## What is expected
Set down the records once more, please, exactly and with the pictures left out.

## Exercise inputs
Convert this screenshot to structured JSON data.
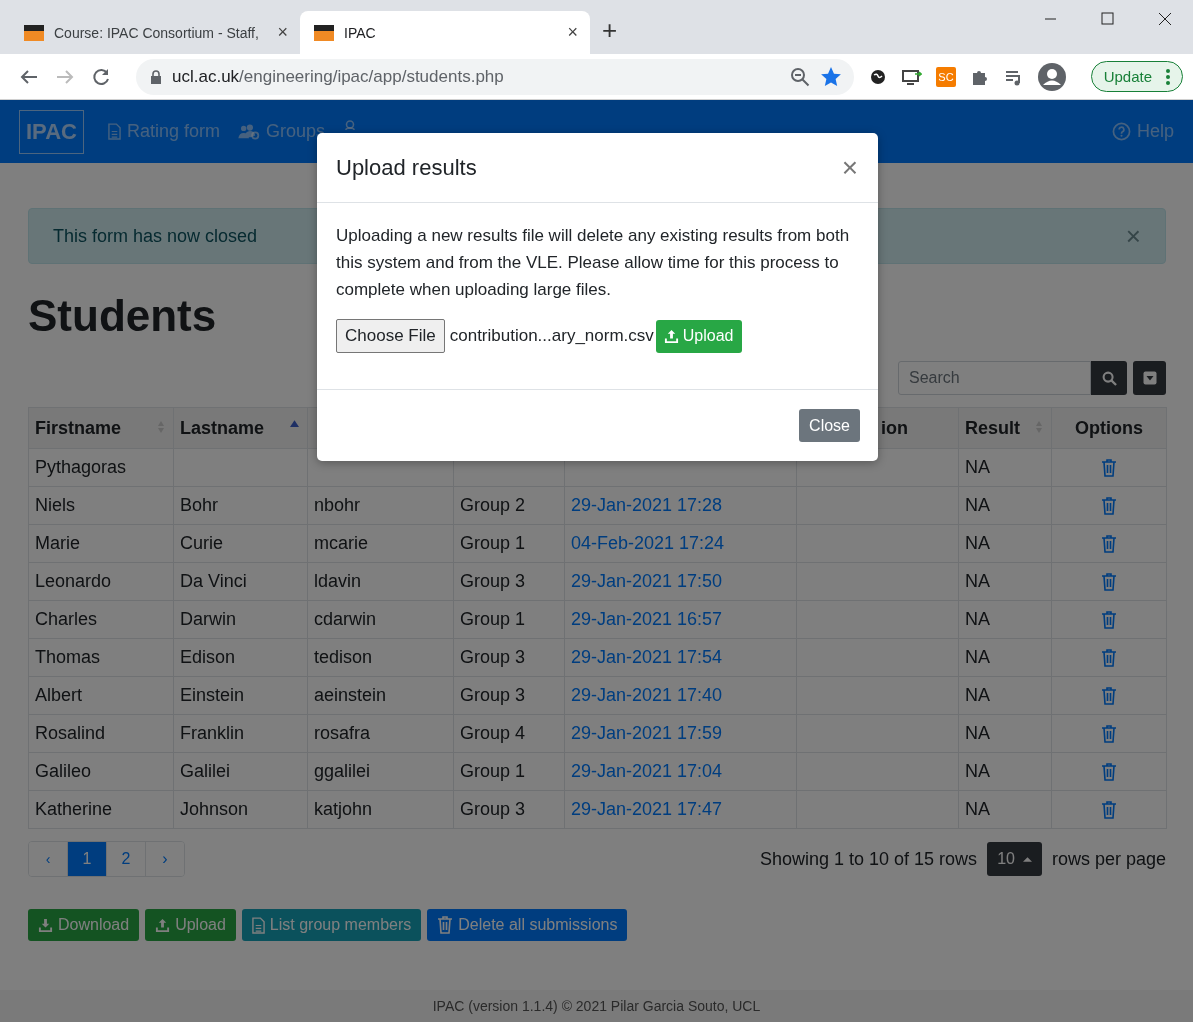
{
  "browser": {
    "tabs": [
      {
        "title": "Course: IPAC Consortium - Staff,",
        "close": "×",
        "selected": false
      },
      {
        "title": "IPAC",
        "close": "×",
        "selected": true
      }
    ],
    "new_tab": "+",
    "url_host": "ucl.ac.uk",
    "url_path": "/engineering/ipac/app/students.php",
    "extension_label": "SC",
    "update_button": "Update"
  },
  "navbar": {
    "brand": "IPAC",
    "items": [
      {
        "label": "Rating form"
      },
      {
        "label": "Groups"
      }
    ],
    "help": "Help"
  },
  "alert": {
    "message": "This form has now closed",
    "close": "×"
  },
  "page_title": "Students",
  "search": {
    "placeholder": "Search"
  },
  "table": {
    "columns": [
      {
        "label": "Firstname",
        "sorted": false
      },
      {
        "label": "Lastname",
        "sorted": true
      },
      {},
      {},
      {},
      {
        "label": "ion"
      },
      {
        "label": "Result",
        "sorted": false
      },
      {
        "label": "Options"
      }
    ],
    "rows": [
      {
        "firstname": "Pythagoras",
        "result": "NA"
      },
      {
        "firstname": "Niels",
        "lastname": "Bohr",
        "username": "nbohr",
        "group": "Group 2",
        "date": "29-Jan-2021 17:28",
        "result": "NA"
      },
      {
        "firstname": "Marie",
        "lastname": "Curie",
        "username": "mcarie",
        "group": "Group 1",
        "date": "04-Feb-2021 17:24",
        "result": "NA"
      },
      {
        "firstname": "Leonardo",
        "lastname": "Da Vinci",
        "username": "ldavin",
        "group": "Group 3",
        "date": "29-Jan-2021 17:50",
        "result": "NA"
      },
      {
        "firstname": "Charles",
        "lastname": "Darwin",
        "username": "cdarwin",
        "group": "Group 1",
        "date": "29-Jan-2021 16:57",
        "result": "NA"
      },
      {
        "firstname": "Thomas",
        "lastname": "Edison",
        "username": "tedison",
        "group": "Group 3",
        "date": "29-Jan-2021 17:54",
        "result": "NA"
      },
      {
        "firstname": "Albert",
        "lastname": "Einstein",
        "username": "aeinstein",
        "group": "Group 3",
        "date": "29-Jan-2021 17:40",
        "result": "NA"
      },
      {
        "firstname": "Rosalind",
        "lastname": "Franklin",
        "username": "rosafra",
        "group": "Group 4",
        "date": "29-Jan-2021 17:59",
        "result": "NA"
      },
      {
        "firstname": "Galileo",
        "lastname": "Galilei",
        "username": "ggalilei",
        "group": "Group 1",
        "date": "29-Jan-2021 17:04",
        "result": "NA"
      },
      {
        "firstname": "Katherine",
        "lastname": "Johnson",
        "username": "katjohn",
        "group": "Group 3",
        "date": "29-Jan-2021 17:47",
        "result": "NA"
      }
    ]
  },
  "pagination": {
    "prev": "‹",
    "pages": [
      {
        "label": "1",
        "selected": true
      },
      {
        "label": "2",
        "selected": false
      }
    ],
    "next": "›",
    "summary": "Showing 1 to 10 of 15 rows",
    "page_size": "10",
    "page_size_suffix": "rows per page"
  },
  "actions": [
    {
      "label": "Download",
      "kind": "download"
    },
    {
      "label": "Upload",
      "kind": "upload"
    },
    {
      "label": "List group members",
      "kind": "list"
    },
    {
      "label": "Delete all submissions",
      "kind": "delete"
    }
  ],
  "footer": "IPAC (version 1.1.4) © 2021 Pilar Garcia Souto, UCL",
  "modal": {
    "title": "Upload results",
    "close": "×",
    "message": "Uploading a new results file will delete any existing results from both this system and from the VLE. Please allow time for this process to complete when uploading large files.",
    "file_button": "Choose File",
    "file_name": "contribution...ary_norm.csv",
    "upload_button": "Upload",
    "close_button": "Close"
  }
}
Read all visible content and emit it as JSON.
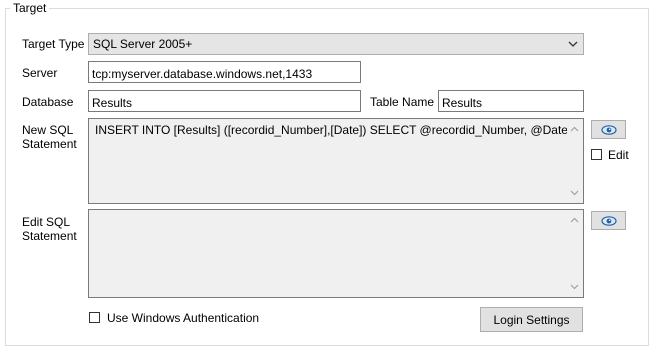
{
  "group": {
    "title": "Target"
  },
  "target_type": {
    "label": "Target Type",
    "value": "SQL Server 2005+"
  },
  "server": {
    "label": "Server",
    "value": "tcp:myserver.database.windows.net,1433"
  },
  "database": {
    "label": "Database",
    "value": "Results"
  },
  "table_name": {
    "label": "Table Name",
    "value": "Results"
  },
  "new_sql": {
    "label_line1": "New SQL",
    "label_line2": "Statement",
    "value": "INSERT INTO [Results] ([recordid_Number],[Date]) SELECT @recordid_Number, @Date;"
  },
  "edit_checkbox": {
    "label": "Edit",
    "checked": false
  },
  "edit_sql": {
    "label_line1": "Edit SQL",
    "label_line2": "Statement",
    "value": ""
  },
  "windows_auth": {
    "label": "Use Windows Authentication",
    "checked": false
  },
  "login_settings": {
    "label": "Login Settings"
  },
  "icons": {
    "view": "eye-icon",
    "dropdown": "chevron-down-icon"
  },
  "colors": {
    "button_face": "#e1e1e1",
    "readonly_bg": "#f0f0f0",
    "icon_blue": "#1f5fa8"
  }
}
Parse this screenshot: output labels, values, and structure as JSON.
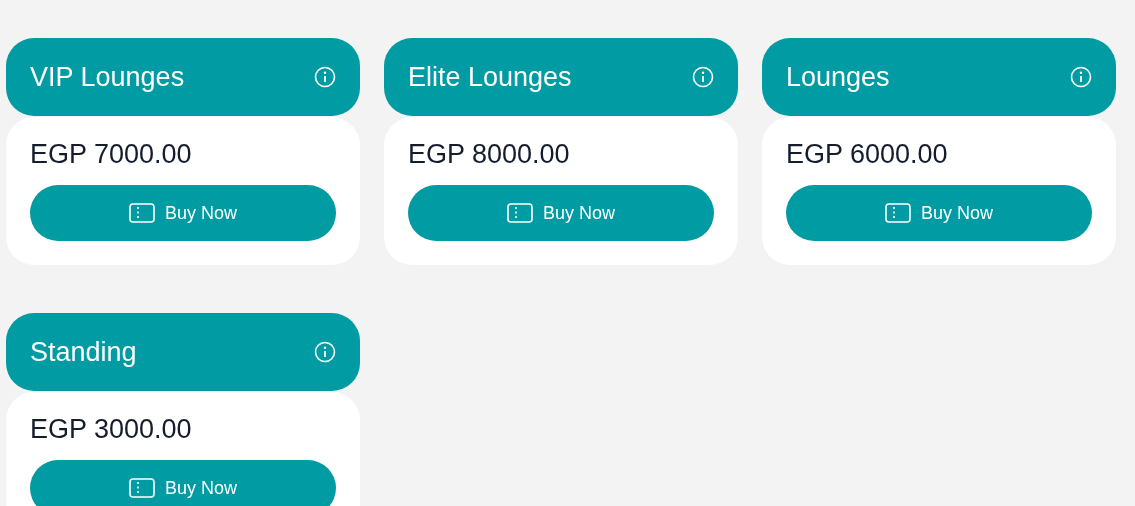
{
  "tickets": [
    {
      "name": "VIP Lounges",
      "price": "EGP 7000.00",
      "button": "Buy Now"
    },
    {
      "name": "Elite Lounges",
      "price": "EGP 8000.00",
      "button": "Buy Now"
    },
    {
      "name": "Lounges",
      "price": "EGP 6000.00",
      "button": "Buy Now"
    },
    {
      "name": "Standing",
      "price": "EGP 3000.00",
      "button": "Buy Now"
    }
  ]
}
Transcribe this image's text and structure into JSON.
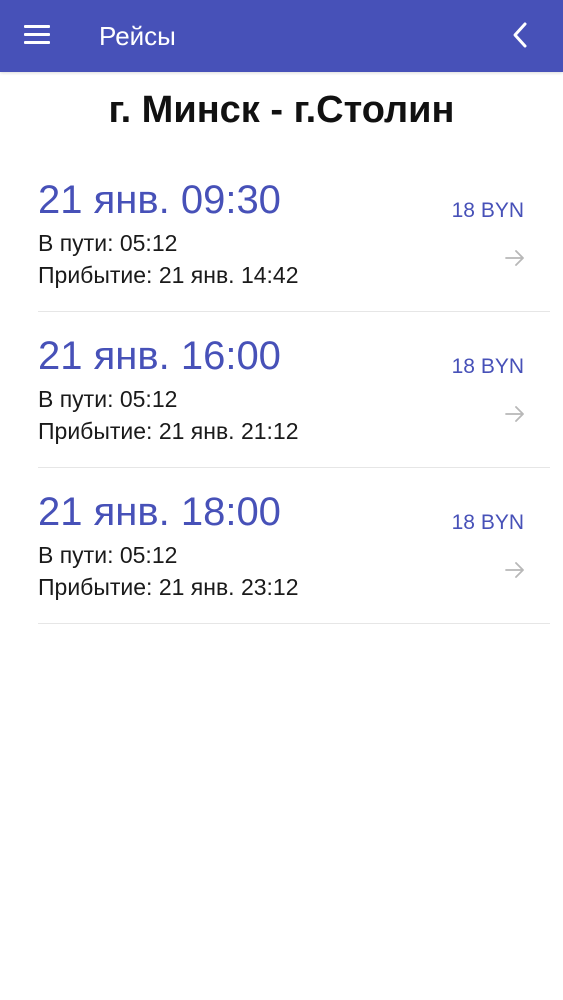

## Task result
Convert this screenshot to structured JSON data.
{
  "browser": {
    "tabs": [
      {
        "title": "Course: IPAC Consortium - Staff,",
        "close": "×",
        "selected": false
      },
      {
        "title": "IPAC",
        "close": "×",
        "selected": true
      }
    ],
    "new_tab": "+",
    "url_host": "ucl.ac.uk",
    "url_path": "/engineering/ipac/app/students.php",
    "extension_label": "SC",
    "update_button": "Update"
  },
  "navbar": {
    "brand": "IPAC",
    "items": [
      {
        "label": "Rating form"
      },
      {
        "label": "Groups"
      }
    ],
    "help": "Help"
  },
  "alert": {
    "message": "This form has now closed",
    "close": "×"
  },
  "page_title": "Students",
  "search": {
    "placeholder": "Search"
  },
  "table": {
    "columns": [
      {
        "label": "Firstname",
        "sorted": false
      },
      {
        "label": "Lastname",
        "sorted": true
      },
      {},
      {},
      {},
      {
        "label": "ion"
      },
      {
        "label": "Result",
        "sorted": false
      },
      {
        "label": "Options"
      }
    ],
    "rows": [
      {
        "firstname": "Pythagoras",
        "result": "NA"
      },
      {
        "firstname": "Niels",
        "lastname": "Bohr",
        "username": "nbohr",
        "group": "Group 2",
        "date": "29-Jan-2021 17:28",
        "result": "NA"
      },
      {
        "firstname": "Marie",
        "lastname": "Curie",
        "username": "mcarie",
        "group": "Group 1",
        "date": "04-Feb-2021 17:24",
        "result": "NA"
      },
      {
        "firstname": "Leonardo",
        "lastname": "Da Vinci",
        "username": "ldavin",
        "group": "Group 3",
        "date": "29-Jan-2021 17:50",
        "result": "NA"
      },
      {
        "firstname": "Charles",
        "lastname": "Darwin",
        "username": "cdarwin",
        "group": "Group 1",
        "date": "29-Jan-2021 16:57",
        "result": "NA"
      },
      {
        "firstname": "Thomas",
        "lastname": "Edison",
        "username": "tedison",
        "group": "Group 3",
        "date": "29-Jan-2021 17:54",
        "result": "NA"
      },
      {
        "firstname": "Albert",
        "lastname": "Einstein",
        "username": "aeinstein",
        "group": "Group 3",
        "date": "29-Jan-2021 17:40",
        "result": "NA"
      },
      {
        "firstname": "Rosalind",
        "lastname": "Franklin",
        "username": "rosafra",
        "group": "Group 4",
        "date": "29-Jan-2021 17:59",
        "result": "NA"
      },
      {
        "firstname": "Galileo",
        "lastname": "Galilei",
        "username": "ggalilei",
        "group": "Group 1",
        "date": "29-Jan-2021 17:04",
        "result": "NA"
      },
      {
        "firstname": "Katherine",
        "lastname": "Johnson",
        "username": "katjohn",
        "group": "Group 3",
        "date": "29-Jan-2021 17:47",
        "result": "NA"
      }
    ]
  },
  "pagination": {
    "prev": "‹",
    "pages": [
      {
        "label": "1",
        "selected": true
      },
      {
        "label": "2",
        "selected": false
      }
    ],
    "next": "›",
    "summary": "Showing 1 to 10 of 15 rows",
    "page_size": "10",
    "page_size_suffix": "rows per page"
  },
  "actions": [
    {
      "label": "Download",
      "kind": "download"
    },
    {
      "label": "Upload",
      "kind": "upload"
    },
    {
      "label": "List group members",
      "kind": "list"
    },
    {
      "label": "Delete all submissions",
      "kind": "delete"
    }
  ],
  "footer": "IPAC (version 1.1.4) © 2021 Pilar Garcia Souto, UCL",
  "modal": {
    "title": "Upload results",
    "close": "×",
    "message": "Uploading a new results file will delete any existing results from both this system and from the VLE. Please allow time for this process to complete when uploading large files.",
    "file_button": "Choose File",
    "file_name": "contribution...ary_norm.csv",
    "upload_button": "Upload",
    "close_button": "Close"
  }
}
Read all visible content and emit it as JSON.
{
  "group": {
    "title": "Target"
  },
  "target_type": {
    "label": "Target Type",
    "value": "SQL Server 2005+"
  },
  "server": {
    "label": "Server",
    "value": "tcp:myserver.database.windows.net,1433"
  },
  "database": {
    "label": "Database",
    "value": "Results"
  },
  "table_name": {
    "label": "Table Name",
    "value": "Results"
  },
  "new_sql": {
    "label_line1": "New SQL",
    "label_line2": "Statement",
    "value": "INSERT INTO [Results] ([recordid_Number],[Date]) SELECT @recordid_Number, @Date;"
  },
  "edit_checkbox": {
    "label": "Edit",
    "checked": false
  },
  "edit_sql": {
    "label_line1": "Edit SQL",
    "label_line2": "Statement",
    "value": ""
  },
  "windows_auth": {
    "label": "Use Windows Authentication",
    "checked": false
  },
  "login_settings": {
    "label": "Login Settings"
  },
  "icons": {
    "view": "eye-icon",
    "dropdown": "chevron-down-icon"
  },
  "colors": {
    "button_face": "#e1e1e1",
    "readonly_bg": "#f0f0f0",
    "icon_blue": "#1f5fa8"
  }
}
Parse this screenshot: output labels, values, and structure as JSON.
{
  "tickets": [
    {
      "name": "VIP Lounges",
      "price": "EGP 7000.00",
      "button": "Buy Now"
    },
    {
      "name": "Elite Lounges",
      "price": "EGP 8000.00",
      "button": "Buy Now"
    },
    {
      "name": "Lounges",
      "price": "EGP 6000.00",
      "button": "Buy Now"
    },
    {
      "name": "Standing",
      "price": "EGP 3000.00",
      "button": "Buy Now"
    }
  ]
}
Transcribe this image's text and structure into JSON.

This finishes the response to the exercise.